Records from a collection:
::::
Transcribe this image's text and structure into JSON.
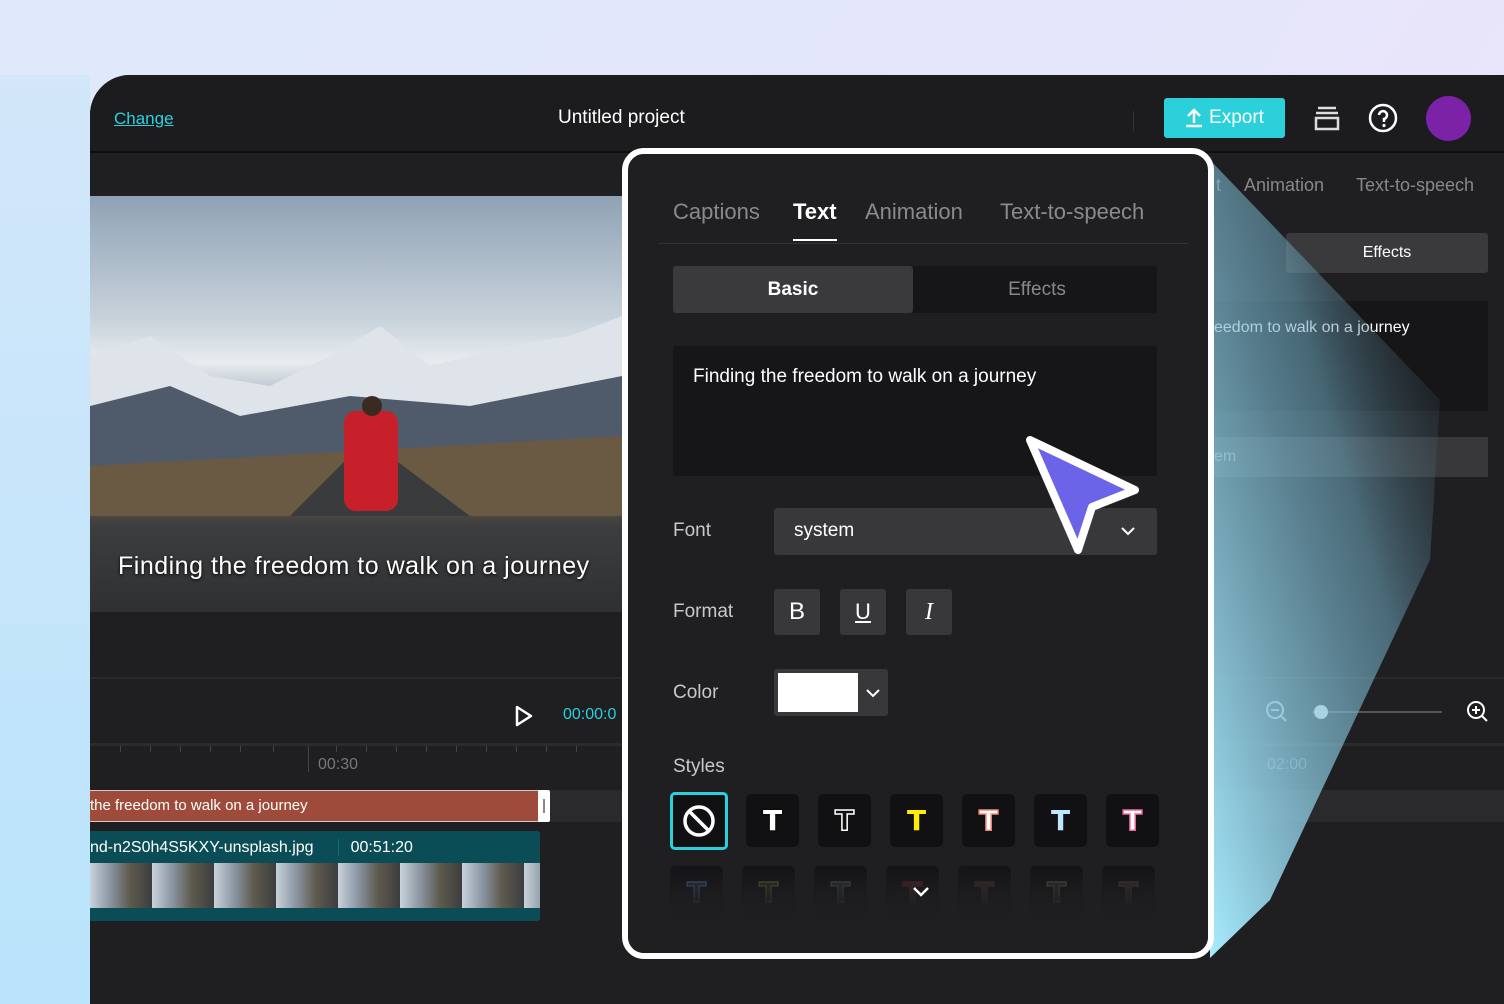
{
  "header": {
    "change_link": "Change",
    "project_title": "Untitled project",
    "export_label": "Export",
    "avatar_color": "#7b22a6"
  },
  "preview": {
    "caption": "Finding the freedom to walk on a journey"
  },
  "player": {
    "current_time": "00:00:0"
  },
  "timeline": {
    "ruler": [
      "00:30",
      "02:00"
    ],
    "caption_clip": "the freedom to walk on a journey",
    "video_clip": {
      "filename": "nd-n2S0h4S5KXY-unsplash.jpg",
      "duration": "00:51:20"
    },
    "zoom_level": 0.05
  },
  "background_panel": {
    "tabs": [
      "t",
      "Animation",
      "Text-to-speech"
    ],
    "effects": "Effects",
    "text": "eedom to walk on a journey",
    "font": "em"
  },
  "panel": {
    "tabs": [
      {
        "label": "Captions"
      },
      {
        "label": "Text",
        "active": true
      },
      {
        "label": "Animation"
      },
      {
        "label": "Text-to-speech"
      }
    ],
    "segments": {
      "basic": "Basic",
      "effects": "Effects"
    },
    "text_value": "Finding the freedom to walk on a journey",
    "font_label": "Font",
    "font_value": "system",
    "format_label": "Format",
    "format_buttons": [
      "B",
      "U",
      "I"
    ],
    "color_label": "Color",
    "color_value": "#ffffff",
    "styles_label": "Styles",
    "styles": [
      {
        "name": "none",
        "glyph": "⃠"
      },
      {
        "name": "white-black-outline",
        "glyph": "T",
        "color": "#ffffff"
      },
      {
        "name": "outline-white",
        "glyph": "T",
        "color": "#111113"
      },
      {
        "name": "yellow",
        "glyph": "T",
        "color": "#ffee00"
      },
      {
        "name": "salmon",
        "glyph": "T",
        "color": "#f5a08e"
      },
      {
        "name": "light-blue",
        "glyph": "T",
        "color": "#bfe6ff"
      },
      {
        "name": "pink",
        "glyph": "T",
        "color": "#f06aa0"
      }
    ],
    "styles_row2": [
      "#3b6ea8",
      "#6a6a22",
      "#4a5a6a",
      "#7a1a22",
      "#5a2a22",
      "#5a5a4a",
      "#5a3a3a"
    ]
  },
  "accent": "#2bd0dc",
  "cursor_color": "#6b63e8"
}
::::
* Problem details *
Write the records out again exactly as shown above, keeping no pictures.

* Output for this exercise *
Transcribe this image's text and structure into JSON.
{
  "header": {
    "change_link": "Change",
    "project_title": "Untitled project",
    "export_label": "Export",
    "avatar_color": "#7b22a6"
  },
  "preview": {
    "caption": "Finding the freedom to walk on a journey"
  },
  "player": {
    "current_time": "00:00:0"
  },
  "timeline": {
    "ruler": [
      "00:30",
      "02:00"
    ],
    "caption_clip": "the freedom to walk on a journey",
    "video_clip": {
      "filename": "nd-n2S0h4S5KXY-unsplash.jpg",
      "duration": "00:51:20"
    },
    "zoom_level": 0.05
  },
  "background_panel": {
    "tabs": [
      "t",
      "Animation",
      "Text-to-speech"
    ],
    "effects": "Effects",
    "text": "eedom to walk on a journey",
    "font": "em"
  },
  "panel": {
    "tabs": [
      {
        "label": "Captions"
      },
      {
        "label": "Text",
        "active": true
      },
      {
        "label": "Animation"
      },
      {
        "label": "Text-to-speech"
      }
    ],
    "segments": {
      "basic": "Basic",
      "effects": "Effects"
    },
    "text_value": "Finding the freedom to walk on a journey",
    "font_label": "Font",
    "font_value": "system",
    "format_label": "Format",
    "format_buttons": [
      "B",
      "U",
      "I"
    ],
    "color_label": "Color",
    "color_value": "#ffffff",
    "styles_label": "Styles",
    "styles": [
      {
        "name": "none",
        "glyph": "⃠"
      },
      {
        "name": "white-black-outline",
        "glyph": "T",
        "color": "#ffffff"
      },
      {
        "name": "outline-white",
        "glyph": "T",
        "color": "#111113"
      },
      {
        "name": "yellow",
        "glyph": "T",
        "color": "#ffee00"
      },
      {
        "name": "salmon",
        "glyph": "T",
        "color": "#f5a08e"
      },
      {
        "name": "light-blue",
        "glyph": "T",
        "color": "#bfe6ff"
      },
      {
        "name": "pink",
        "glyph": "T",
        "color": "#f06aa0"
      }
    ],
    "styles_row2": [
      "#3b6ea8",
      "#6a6a22",
      "#4a5a6a",
      "#7a1a22",
      "#5a2a22",
      "#5a5a4a",
      "#5a3a3a"
    ]
  },
  "accent": "#2bd0dc",
  "cursor_color": "#6b63e8"
}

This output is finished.